I have decided that if you were to use stories as a part of community theatre, you must make sure that you allow your audience to use their imaginations, and not force any thoughts upon them. The way that you tell a story can have a massive impact on how it is received. You must look at the importance of whos story you are telling, even if it is your own, and the importance of how you tell it.

Other stories we looked at were our own, about a night out. We thought of a story we could tell about a night out, then got into partners and had to tell it in two different ways. One way was to tell it in an interview style, only telling the parts of the the story that the interviewer asked for. The other way was to just tell it how you wanted. These two styles produced very different stories, one being quite fragmented, and the other being very flowing and easy to follow.

When lookin into personal stories in particular, we must remember to be careful about how we re-tell them. People may be offended about how you tell it, and others may want it told in a very specific way. So if we are going to look into one persons story, we must ensure that they are kept happy about the way it is being told.

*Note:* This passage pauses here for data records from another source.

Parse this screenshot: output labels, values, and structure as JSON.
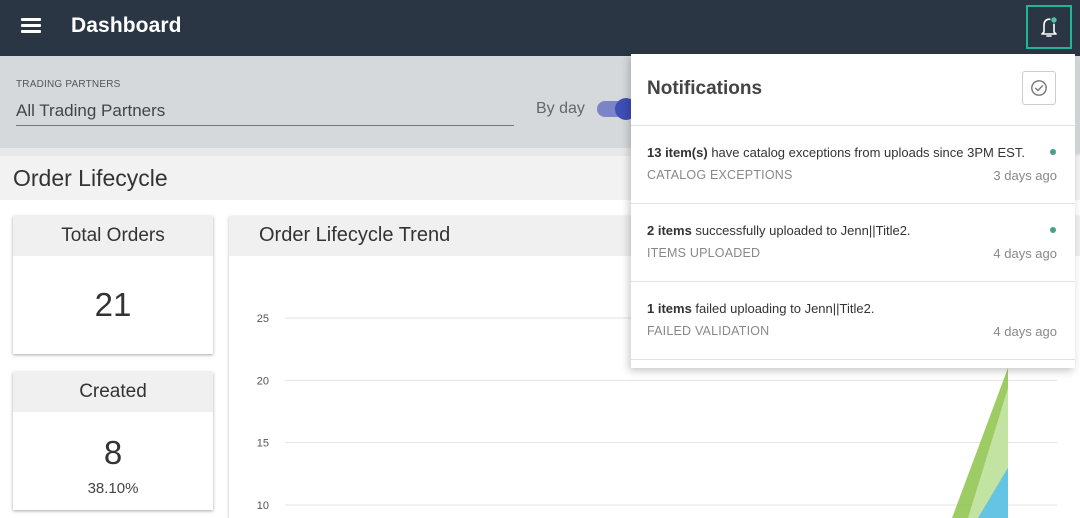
{
  "topbar": {
    "title": "Dashboard",
    "menu_icon": "hamburger-icon",
    "bell_icon": "bell-icon",
    "accent_color": "#1fb79a"
  },
  "filters": {
    "trading_partners_label": "TRADING PARTNERS",
    "trading_partners_value": "All Trading Partners",
    "by_day_label": "By day",
    "by_day_enabled": true
  },
  "section": {
    "title": "Order Lifecycle"
  },
  "cards": {
    "total_orders": {
      "title": "Total Orders",
      "value": "21"
    },
    "created": {
      "title": "Created",
      "value": "8",
      "percent": "38.10%"
    }
  },
  "trend": {
    "title": "Order Lifecycle Trend"
  },
  "chart_data": {
    "type": "area",
    "title": "Order Lifecycle Trend",
    "xlabel": "",
    "ylabel": "",
    "yticks": [
      25,
      20,
      15,
      10
    ],
    "grid": true,
    "series": [
      {
        "color": "#8cc34a",
        "peak": 21
      },
      {
        "color": "#5bc0ea",
        "peak": 13
      }
    ]
  },
  "notifications": {
    "title": "Notifications",
    "mark_read_icon": "check-circle-icon",
    "items": [
      {
        "bold": "13 item(s)",
        "text": " have catalog exceptions from uploads since 3PM EST.",
        "category": "CATALOG EXCEPTIONS",
        "time": "3 days ago",
        "unread": true
      },
      {
        "bold": "2 items",
        "text": " successfully uploaded to Jenn||Title2.",
        "category": "ITEMS UPLOADED",
        "time": "4 days ago",
        "unread": true
      },
      {
        "bold": "1 items",
        "text": " failed uploading to Jenn||Title2.",
        "category": "FAILED VALIDATION",
        "time": "4 days ago",
        "unread": false
      }
    ]
  }
}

Friday, 17 October 2008

Thoughts about drama in the community

What excites me about drama in the community is the thought of being able to go out into different communities and find out about people's lives. I am very interested in how people's lives differ from my own, and how attitiudes can be changed by using drama.

My thoughts that at the beginning of this course about what community is, was quite narrow minded. I thought that a community had to be a group of people who had the same beliefs or religion, or race. But i have learnt that these are only a few of the thousands of ideals that make communities around the world. Communities can actually range from small scale to grand scale sizes, and that everyone belongs to at least one community. I found that i belong to many different communities, University being one, Women being another, Cheerleading being another, and many, many more.

When playing the warm up games i did not realise the relevance that they might have to a community. We explored teamwork and friendship building within the group. We had to get to know each other very quickly, in order to help each other with the exercises. As well as these being quite fun and involving, we discussed how they might be useful to establish characters within each community. They are simple but effective starting points for a workshop with a community, because thay are a way of getting everyone involved and ready to develop the work.

In conclusion, i am very excited about this module and about finding out about different communities. :-)